§ **EXERCISE INPUT**
☆ ☆ ☆ ☆ ☆ ☆ ☆

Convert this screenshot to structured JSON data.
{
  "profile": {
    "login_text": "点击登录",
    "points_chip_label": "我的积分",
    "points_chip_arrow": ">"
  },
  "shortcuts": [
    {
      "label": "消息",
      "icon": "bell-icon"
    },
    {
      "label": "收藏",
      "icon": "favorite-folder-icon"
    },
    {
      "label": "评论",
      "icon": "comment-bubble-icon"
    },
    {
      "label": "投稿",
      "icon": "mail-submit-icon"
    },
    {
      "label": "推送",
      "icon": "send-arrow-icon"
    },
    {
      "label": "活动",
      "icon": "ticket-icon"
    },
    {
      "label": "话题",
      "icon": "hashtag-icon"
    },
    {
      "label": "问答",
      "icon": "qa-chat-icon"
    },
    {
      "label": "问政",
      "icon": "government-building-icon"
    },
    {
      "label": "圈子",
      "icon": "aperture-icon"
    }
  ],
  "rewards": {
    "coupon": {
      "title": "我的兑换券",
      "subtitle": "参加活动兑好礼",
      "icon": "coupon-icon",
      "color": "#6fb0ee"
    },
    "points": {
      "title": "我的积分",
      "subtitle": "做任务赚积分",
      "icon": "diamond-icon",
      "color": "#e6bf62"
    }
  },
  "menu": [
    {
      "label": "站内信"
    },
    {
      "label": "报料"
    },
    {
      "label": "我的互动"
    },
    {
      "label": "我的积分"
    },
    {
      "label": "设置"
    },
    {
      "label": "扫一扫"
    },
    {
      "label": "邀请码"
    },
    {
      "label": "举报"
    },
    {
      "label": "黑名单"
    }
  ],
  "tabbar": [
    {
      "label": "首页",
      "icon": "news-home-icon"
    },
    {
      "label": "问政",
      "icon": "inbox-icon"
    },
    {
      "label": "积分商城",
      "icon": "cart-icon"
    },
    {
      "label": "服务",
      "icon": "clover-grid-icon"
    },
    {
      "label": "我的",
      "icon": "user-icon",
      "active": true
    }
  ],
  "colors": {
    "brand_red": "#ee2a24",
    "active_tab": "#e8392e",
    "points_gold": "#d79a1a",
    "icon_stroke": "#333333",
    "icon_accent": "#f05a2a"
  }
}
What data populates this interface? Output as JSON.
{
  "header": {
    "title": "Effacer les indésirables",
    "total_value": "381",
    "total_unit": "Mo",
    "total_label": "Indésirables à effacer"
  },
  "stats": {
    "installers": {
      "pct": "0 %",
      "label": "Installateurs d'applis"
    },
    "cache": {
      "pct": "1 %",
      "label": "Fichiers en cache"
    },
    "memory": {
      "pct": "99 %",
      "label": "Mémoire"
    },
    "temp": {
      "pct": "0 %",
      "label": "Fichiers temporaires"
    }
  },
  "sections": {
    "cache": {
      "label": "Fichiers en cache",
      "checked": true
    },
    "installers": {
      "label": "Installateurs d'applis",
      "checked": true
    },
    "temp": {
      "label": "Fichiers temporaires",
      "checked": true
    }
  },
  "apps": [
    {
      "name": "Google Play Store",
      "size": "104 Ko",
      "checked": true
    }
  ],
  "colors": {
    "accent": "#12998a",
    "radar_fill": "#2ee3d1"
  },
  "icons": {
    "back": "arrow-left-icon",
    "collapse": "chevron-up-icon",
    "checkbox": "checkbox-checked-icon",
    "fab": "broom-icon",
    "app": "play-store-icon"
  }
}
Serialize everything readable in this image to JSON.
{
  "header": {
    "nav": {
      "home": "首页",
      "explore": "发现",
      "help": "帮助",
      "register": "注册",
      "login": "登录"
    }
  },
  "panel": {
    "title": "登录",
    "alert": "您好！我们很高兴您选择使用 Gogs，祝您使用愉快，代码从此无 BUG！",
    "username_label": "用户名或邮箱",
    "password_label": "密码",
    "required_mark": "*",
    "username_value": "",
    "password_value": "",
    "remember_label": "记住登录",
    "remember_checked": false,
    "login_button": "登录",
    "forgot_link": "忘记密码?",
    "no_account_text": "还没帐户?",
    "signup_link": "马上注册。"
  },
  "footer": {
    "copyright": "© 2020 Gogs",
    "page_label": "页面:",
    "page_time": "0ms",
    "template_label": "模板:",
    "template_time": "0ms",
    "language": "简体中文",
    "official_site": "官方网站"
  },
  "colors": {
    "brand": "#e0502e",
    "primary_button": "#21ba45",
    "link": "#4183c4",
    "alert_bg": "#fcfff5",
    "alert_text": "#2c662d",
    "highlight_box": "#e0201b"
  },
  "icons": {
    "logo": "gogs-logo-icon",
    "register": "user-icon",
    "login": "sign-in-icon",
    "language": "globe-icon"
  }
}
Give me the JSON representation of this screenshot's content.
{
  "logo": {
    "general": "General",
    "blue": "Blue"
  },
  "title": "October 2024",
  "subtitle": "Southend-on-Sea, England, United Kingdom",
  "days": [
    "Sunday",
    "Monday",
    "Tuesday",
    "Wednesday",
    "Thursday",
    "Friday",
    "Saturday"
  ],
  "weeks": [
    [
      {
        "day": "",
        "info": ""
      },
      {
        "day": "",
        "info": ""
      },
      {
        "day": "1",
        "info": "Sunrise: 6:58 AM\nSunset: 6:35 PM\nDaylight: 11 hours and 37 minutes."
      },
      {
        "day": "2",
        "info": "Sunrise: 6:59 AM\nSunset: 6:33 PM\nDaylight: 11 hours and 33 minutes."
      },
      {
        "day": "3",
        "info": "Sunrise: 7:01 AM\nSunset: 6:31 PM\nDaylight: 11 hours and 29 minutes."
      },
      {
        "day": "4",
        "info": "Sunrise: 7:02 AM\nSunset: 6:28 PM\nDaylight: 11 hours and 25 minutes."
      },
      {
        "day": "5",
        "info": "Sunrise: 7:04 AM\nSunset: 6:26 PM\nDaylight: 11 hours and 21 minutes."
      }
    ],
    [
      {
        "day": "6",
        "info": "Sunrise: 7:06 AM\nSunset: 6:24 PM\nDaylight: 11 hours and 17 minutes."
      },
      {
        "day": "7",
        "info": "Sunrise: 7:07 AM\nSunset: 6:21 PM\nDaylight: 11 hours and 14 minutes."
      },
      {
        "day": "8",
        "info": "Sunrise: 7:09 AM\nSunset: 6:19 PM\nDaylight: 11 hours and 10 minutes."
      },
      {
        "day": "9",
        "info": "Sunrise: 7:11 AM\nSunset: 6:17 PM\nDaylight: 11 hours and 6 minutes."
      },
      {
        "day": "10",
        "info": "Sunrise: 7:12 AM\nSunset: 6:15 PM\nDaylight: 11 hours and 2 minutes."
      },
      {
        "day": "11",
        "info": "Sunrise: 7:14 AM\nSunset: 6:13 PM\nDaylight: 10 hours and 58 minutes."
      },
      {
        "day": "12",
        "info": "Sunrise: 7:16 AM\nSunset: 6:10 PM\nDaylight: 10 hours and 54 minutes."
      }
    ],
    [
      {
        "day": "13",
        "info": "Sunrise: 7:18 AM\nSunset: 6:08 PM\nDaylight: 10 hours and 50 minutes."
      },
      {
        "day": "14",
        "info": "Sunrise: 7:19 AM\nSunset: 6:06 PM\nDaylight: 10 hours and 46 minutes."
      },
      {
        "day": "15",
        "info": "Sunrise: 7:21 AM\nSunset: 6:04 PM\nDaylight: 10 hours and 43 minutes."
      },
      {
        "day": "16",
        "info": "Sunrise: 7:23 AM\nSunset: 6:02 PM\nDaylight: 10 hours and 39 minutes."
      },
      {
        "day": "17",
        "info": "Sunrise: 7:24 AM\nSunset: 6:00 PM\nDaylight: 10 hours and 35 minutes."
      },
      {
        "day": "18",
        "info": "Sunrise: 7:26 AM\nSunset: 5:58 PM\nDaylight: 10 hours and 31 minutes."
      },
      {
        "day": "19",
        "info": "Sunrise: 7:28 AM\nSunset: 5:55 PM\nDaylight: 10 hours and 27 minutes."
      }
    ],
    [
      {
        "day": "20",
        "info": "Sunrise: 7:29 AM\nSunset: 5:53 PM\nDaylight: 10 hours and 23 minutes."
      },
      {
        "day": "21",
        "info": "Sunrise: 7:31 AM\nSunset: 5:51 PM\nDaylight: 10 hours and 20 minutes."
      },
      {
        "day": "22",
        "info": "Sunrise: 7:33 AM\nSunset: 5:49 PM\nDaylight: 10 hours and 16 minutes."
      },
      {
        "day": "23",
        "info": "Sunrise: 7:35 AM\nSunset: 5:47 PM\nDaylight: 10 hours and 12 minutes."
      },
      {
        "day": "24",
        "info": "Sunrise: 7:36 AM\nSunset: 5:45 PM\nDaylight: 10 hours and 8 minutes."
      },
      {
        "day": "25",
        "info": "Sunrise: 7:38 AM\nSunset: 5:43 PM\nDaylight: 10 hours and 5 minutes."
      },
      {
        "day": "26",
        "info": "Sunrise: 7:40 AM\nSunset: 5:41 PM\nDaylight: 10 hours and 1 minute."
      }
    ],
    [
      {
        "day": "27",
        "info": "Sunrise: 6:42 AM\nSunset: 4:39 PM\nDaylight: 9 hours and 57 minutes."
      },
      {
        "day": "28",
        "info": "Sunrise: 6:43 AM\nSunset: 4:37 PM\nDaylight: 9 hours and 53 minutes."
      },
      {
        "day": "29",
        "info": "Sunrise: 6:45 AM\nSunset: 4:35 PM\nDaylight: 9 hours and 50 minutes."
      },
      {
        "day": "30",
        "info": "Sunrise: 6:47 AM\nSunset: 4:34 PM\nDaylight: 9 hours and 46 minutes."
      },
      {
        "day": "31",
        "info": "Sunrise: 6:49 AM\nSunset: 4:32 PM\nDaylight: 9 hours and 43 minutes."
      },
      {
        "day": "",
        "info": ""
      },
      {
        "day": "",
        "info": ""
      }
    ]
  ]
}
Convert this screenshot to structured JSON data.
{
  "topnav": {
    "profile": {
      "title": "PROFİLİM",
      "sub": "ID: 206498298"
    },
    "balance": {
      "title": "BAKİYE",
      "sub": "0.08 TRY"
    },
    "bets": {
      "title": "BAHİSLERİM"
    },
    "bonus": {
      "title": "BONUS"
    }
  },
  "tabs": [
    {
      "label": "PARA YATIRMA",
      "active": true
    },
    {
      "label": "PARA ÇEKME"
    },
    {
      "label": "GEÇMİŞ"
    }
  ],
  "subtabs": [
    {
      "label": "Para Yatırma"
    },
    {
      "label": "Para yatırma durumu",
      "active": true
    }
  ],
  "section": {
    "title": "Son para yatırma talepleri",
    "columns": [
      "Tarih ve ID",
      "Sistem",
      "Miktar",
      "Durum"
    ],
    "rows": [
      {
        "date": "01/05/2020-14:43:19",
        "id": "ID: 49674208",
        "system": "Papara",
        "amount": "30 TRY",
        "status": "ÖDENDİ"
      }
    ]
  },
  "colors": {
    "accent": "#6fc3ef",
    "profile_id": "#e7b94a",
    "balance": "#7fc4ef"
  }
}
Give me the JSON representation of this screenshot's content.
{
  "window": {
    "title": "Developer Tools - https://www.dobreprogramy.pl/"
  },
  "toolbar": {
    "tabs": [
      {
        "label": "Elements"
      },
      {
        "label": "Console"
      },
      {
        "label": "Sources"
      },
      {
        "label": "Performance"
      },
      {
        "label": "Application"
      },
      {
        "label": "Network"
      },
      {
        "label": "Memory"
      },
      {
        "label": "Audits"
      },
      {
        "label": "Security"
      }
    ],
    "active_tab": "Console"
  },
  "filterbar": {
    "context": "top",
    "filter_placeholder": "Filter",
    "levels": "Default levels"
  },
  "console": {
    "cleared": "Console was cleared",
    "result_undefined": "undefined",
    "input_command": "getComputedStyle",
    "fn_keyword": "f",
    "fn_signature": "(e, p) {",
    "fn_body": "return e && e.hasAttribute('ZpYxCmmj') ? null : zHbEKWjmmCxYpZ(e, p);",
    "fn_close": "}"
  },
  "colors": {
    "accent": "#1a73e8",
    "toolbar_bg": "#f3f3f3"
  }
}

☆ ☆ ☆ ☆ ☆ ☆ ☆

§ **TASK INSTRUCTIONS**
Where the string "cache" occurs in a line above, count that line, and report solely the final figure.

§ **ANSWER TO THIS PROBLEM**
4